The housing market remains precarious, and high oil prices are unlikely to stabilize it. Indeed, the more homeowners are forced to pay to heat their homes this winter, the less likely they are to have the extra savings needed to move into a new one. Hugh Collins at our sister site DailyFinance.com explains why the oil is hitting highs not seen since 2008. Click to the jump to read more
Oil rose to the highest price in more than two years as cold weather in the U.S. and Europe stoked demand.
U.S crude prices for January rose as high as $90.46 a barrel, the highest since Oct. 2008, Reuters reported.

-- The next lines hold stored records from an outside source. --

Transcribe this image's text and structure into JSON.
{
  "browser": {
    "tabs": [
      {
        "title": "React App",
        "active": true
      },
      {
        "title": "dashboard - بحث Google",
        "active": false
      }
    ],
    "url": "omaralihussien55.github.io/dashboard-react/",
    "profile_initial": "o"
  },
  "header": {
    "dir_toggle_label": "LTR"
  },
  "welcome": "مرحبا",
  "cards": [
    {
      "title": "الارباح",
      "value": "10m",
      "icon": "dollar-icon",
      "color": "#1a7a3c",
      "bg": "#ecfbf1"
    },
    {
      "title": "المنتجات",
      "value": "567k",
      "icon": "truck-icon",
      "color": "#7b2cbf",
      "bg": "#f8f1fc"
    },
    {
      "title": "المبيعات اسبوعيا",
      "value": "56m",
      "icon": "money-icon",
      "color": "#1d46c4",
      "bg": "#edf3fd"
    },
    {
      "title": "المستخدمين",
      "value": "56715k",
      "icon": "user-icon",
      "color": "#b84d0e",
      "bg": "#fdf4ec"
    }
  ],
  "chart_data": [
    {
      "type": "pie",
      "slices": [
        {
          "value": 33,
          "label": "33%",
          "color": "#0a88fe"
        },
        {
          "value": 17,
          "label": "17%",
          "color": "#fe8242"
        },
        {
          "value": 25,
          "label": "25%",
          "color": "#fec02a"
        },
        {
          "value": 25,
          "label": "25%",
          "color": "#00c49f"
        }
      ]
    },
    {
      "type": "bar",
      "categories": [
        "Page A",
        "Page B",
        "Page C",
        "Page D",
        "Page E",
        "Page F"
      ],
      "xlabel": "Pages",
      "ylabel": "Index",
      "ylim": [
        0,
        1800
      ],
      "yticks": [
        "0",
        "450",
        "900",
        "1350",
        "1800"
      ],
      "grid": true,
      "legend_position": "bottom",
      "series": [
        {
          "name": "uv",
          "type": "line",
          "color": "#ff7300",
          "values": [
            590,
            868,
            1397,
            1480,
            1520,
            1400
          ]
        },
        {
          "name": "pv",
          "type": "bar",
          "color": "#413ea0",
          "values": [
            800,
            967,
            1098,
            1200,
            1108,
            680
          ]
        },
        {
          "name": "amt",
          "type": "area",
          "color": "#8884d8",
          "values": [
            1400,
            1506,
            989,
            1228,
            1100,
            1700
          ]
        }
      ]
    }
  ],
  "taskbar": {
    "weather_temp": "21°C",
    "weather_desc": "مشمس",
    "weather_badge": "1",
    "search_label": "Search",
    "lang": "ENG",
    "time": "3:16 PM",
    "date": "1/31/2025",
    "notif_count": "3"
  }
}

Temperatures in northwest Europe are expected to stay below seasonal norms for the next 10 days, raising demand for heating oil and prompting utilities to use their oil-fired power plants. In the U.S., heating demand is expected to be 16.3% above normal in the week to Dec. 11, according to the U.S. National Weather Service. The market is reacting to the very cold weather in Europe and it's expecting to see an impact on heating oil," said Roy Jordan, oil analyst at Facts Global Energy. "It's a knee-jerk reaction."
A weakening U.S. dollar further boosted prices. The dollar index declined by 0.3%. Read more at DailyFinance.com.